How to complete this task:
Leave out each picture. Repeat everything else in the records exactly.

Task material:
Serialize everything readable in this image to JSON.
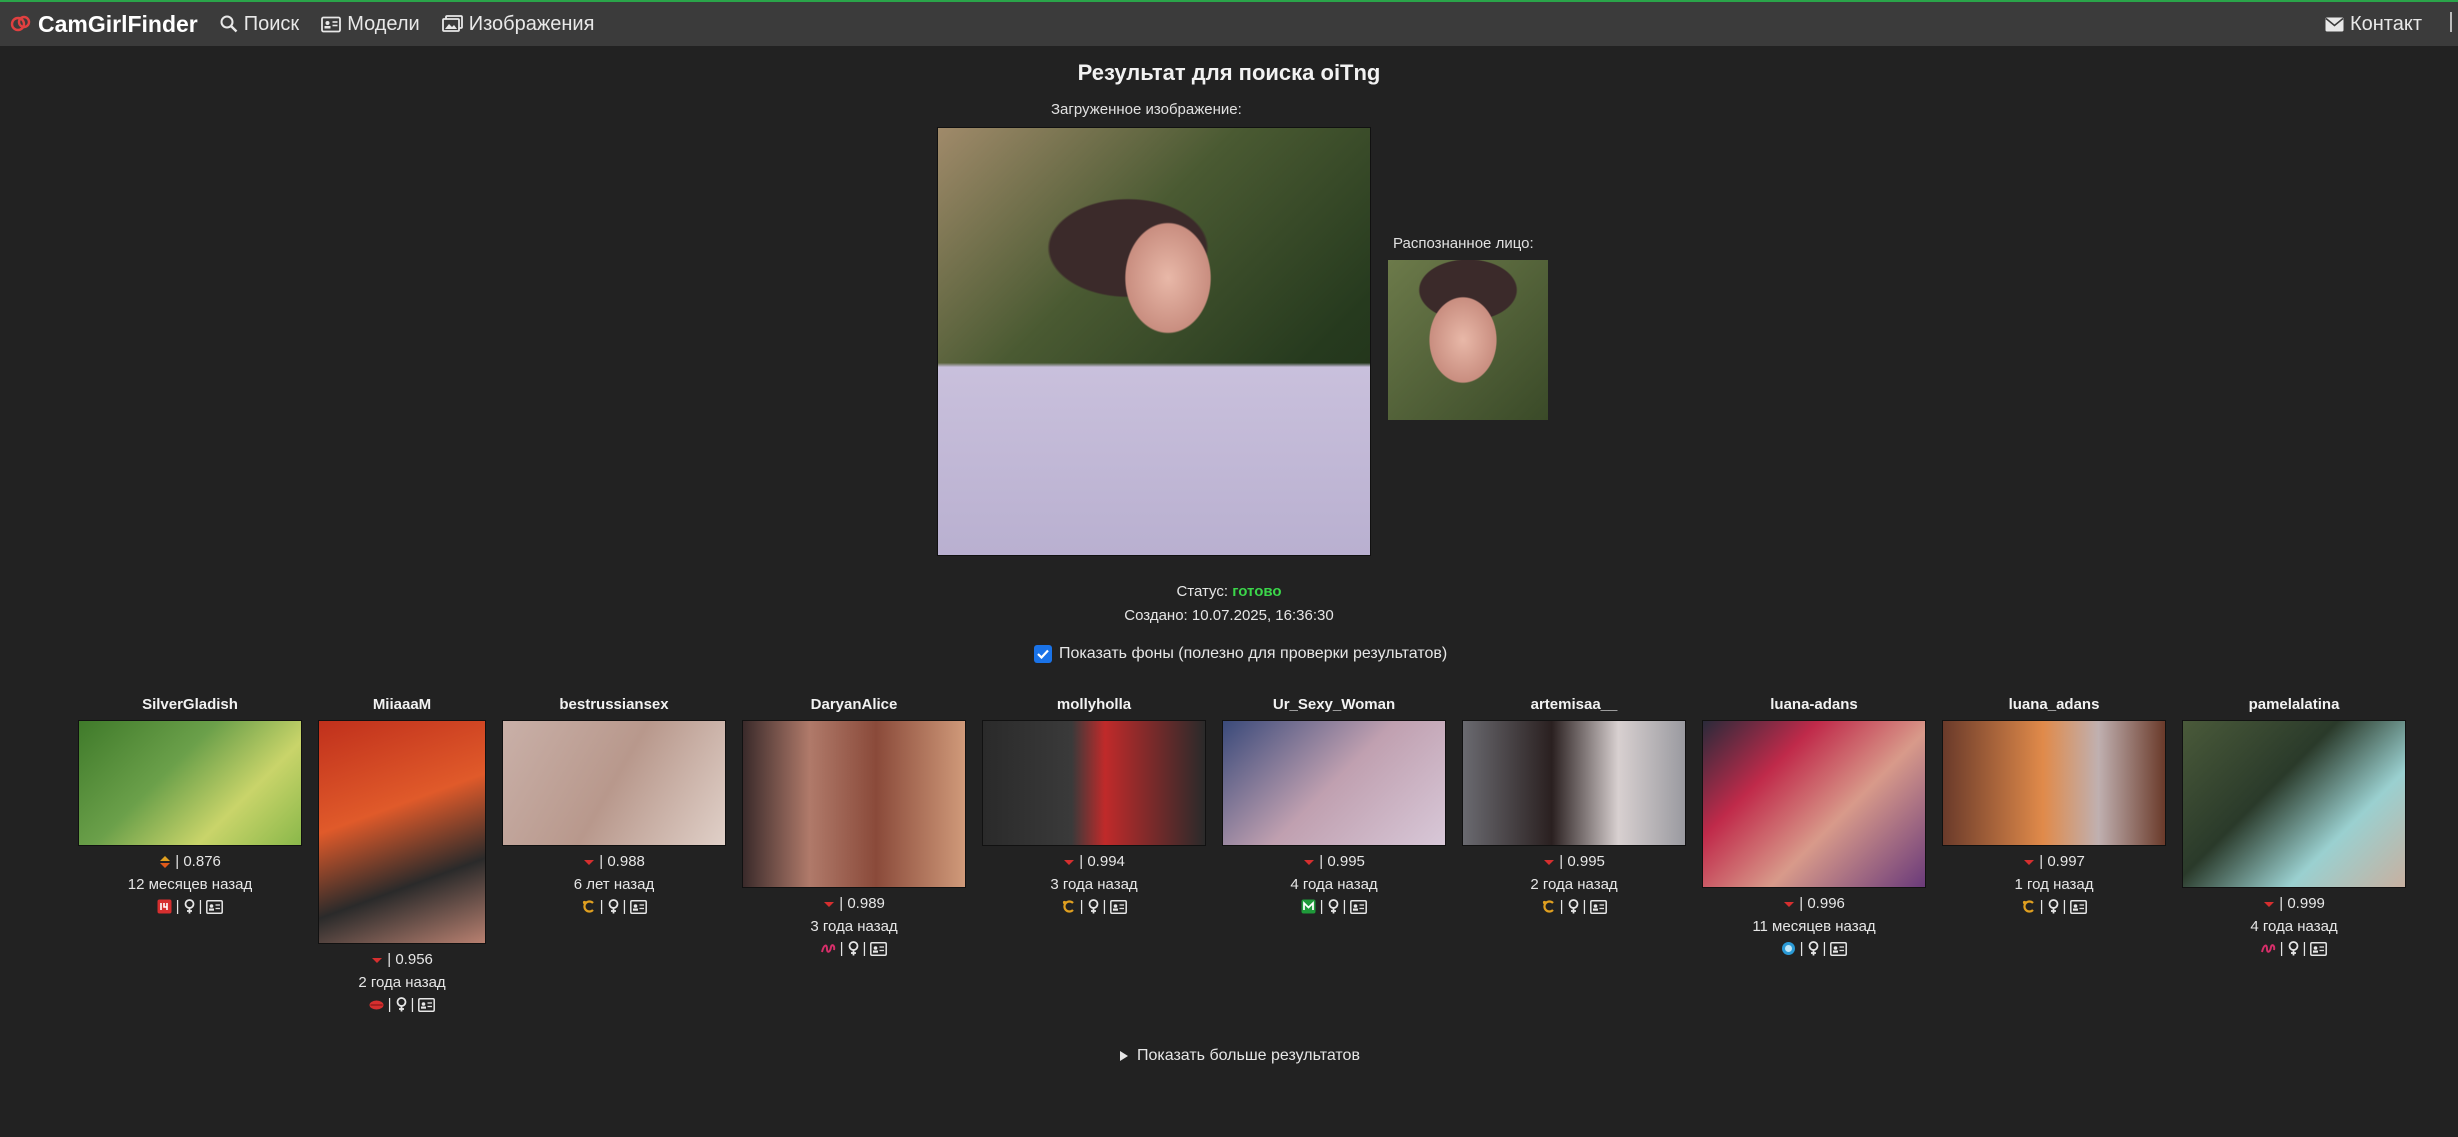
{
  "nav": {
    "brand": "CamGirlFinder",
    "search": "Поиск",
    "models": "Модели",
    "images": "Изображения",
    "contact": "Контакт"
  },
  "page": {
    "title": "Результат для поиска oiTng",
    "uploaded_label": "Загруженное изображение:",
    "face_label": "Распознанное лицо:",
    "status_label": "Статус:",
    "status_value": "готово",
    "created": "Создано: 10.07.2025, 16:36:30",
    "show_backgrounds": "Показать фоны (полезно для проверки результатов)",
    "show_more": "Показать больше результатов"
  },
  "colors": {
    "navbar": "#3b3b3b",
    "background": "#222222",
    "status_ok": "#3bd64a",
    "accent": "#d62f2f"
  },
  "results": [
    {
      "name": "SilverGladish",
      "score": "0.876",
      "time": "12 месяцев назад",
      "trend": "updown",
      "site_icon": "red-square-logo-icon"
    },
    {
      "name": "MiiaaaM",
      "score": "0.956",
      "time": "2 года назад",
      "trend": "down",
      "site_icon": "red-lips-logo-icon"
    },
    {
      "name": "bestrussiansex",
      "score": "0.988",
      "time": "6 лет назад",
      "trend": "down",
      "site_icon": "gold-c-logo-icon"
    },
    {
      "name": "DaryanAlice",
      "score": "0.989",
      "time": "3 года назад",
      "trend": "down",
      "site_icon": "pink-script-logo-icon"
    },
    {
      "name": "mollyholla",
      "score": "0.994",
      "time": "3 года назад",
      "trend": "down",
      "site_icon": "gold-c-logo-icon"
    },
    {
      "name": "Ur_Sexy_Woman",
      "score": "0.995",
      "time": "4 года назад",
      "trend": "down",
      "site_icon": "green-m-logo-icon"
    },
    {
      "name": "artemisaa__",
      "score": "0.995",
      "time": "2 года назад",
      "trend": "down",
      "site_icon": "gold-c-logo-icon"
    },
    {
      "name": "luana-adans",
      "score": "0.996",
      "time": "11 месяцев назад",
      "trend": "down",
      "site_icon": "blue-circle-logo-icon"
    },
    {
      "name": "luana_adans",
      "score": "0.997",
      "time": "1 год назад",
      "trend": "down",
      "site_icon": "gold-c-logo-icon"
    },
    {
      "name": "pamelalatina",
      "score": "0.999",
      "time": "4 года назад",
      "trend": "down",
      "site_icon": "pink-script-logo-icon"
    }
  ]
}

Solution to the exercise:
Serialize everything readable in this image to JSON.
{
  "nav": {
    "brand": "CamGirlFinder",
    "search": "Поиск",
    "models": "Модели",
    "images": "Изображения",
    "contact": "Контакт"
  },
  "page": {
    "title": "Результат для поиска oiTng",
    "uploaded_label": "Загруженное изображение:",
    "face_label": "Распознанное лицо:",
    "status_label": "Статус:",
    "status_value": "готово",
    "created": "Создано: 10.07.2025, 16:36:30",
    "show_backgrounds": "Показать фоны (полезно для проверки результатов)",
    "show_more": "Показать больше результатов"
  },
  "colors": {
    "navbar": "#3b3b3b",
    "background": "#222222",
    "status_ok": "#3bd64a",
    "accent": "#d62f2f"
  },
  "results": [
    {
      "name": "SilverGladish",
      "score": "0.876",
      "time": "12 месяцев назад",
      "trend": "updown",
      "site_icon": "red-square-logo-icon"
    },
    {
      "name": "MiiaaaM",
      "score": "0.956",
      "time": "2 года назад",
      "trend": "down",
      "site_icon": "red-lips-logo-icon"
    },
    {
      "name": "bestrussiansex",
      "score": "0.988",
      "time": "6 лет назад",
      "trend": "down",
      "site_icon": "gold-c-logo-icon"
    },
    {
      "name": "DaryanAlice",
      "score": "0.989",
      "time": "3 года назад",
      "trend": "down",
      "site_icon": "pink-script-logo-icon"
    },
    {
      "name": "mollyholla",
      "score": "0.994",
      "time": "3 года назад",
      "trend": "down",
      "site_icon": "gold-c-logo-icon"
    },
    {
      "name": "Ur_Sexy_Woman",
      "score": "0.995",
      "time": "4 года назад",
      "trend": "down",
      "site_icon": "green-m-logo-icon"
    },
    {
      "name": "artemisaa__",
      "score": "0.995",
      "time": "2 года назад",
      "trend": "down",
      "site_icon": "gold-c-logo-icon"
    },
    {
      "name": "luana-adans",
      "score": "0.996",
      "time": "11 месяцев назад",
      "trend": "down",
      "site_icon": "blue-circle-logo-icon"
    },
    {
      "name": "luana_adans",
      "score": "0.997",
      "time": "1 год назад",
      "trend": "down",
      "site_icon": "gold-c-logo-icon"
    },
    {
      "name": "pamelalatina",
      "score": "0.999",
      "time": "4 года назад",
      "trend": "down",
      "site_icon": "pink-script-logo-icon"
    }
  ]
}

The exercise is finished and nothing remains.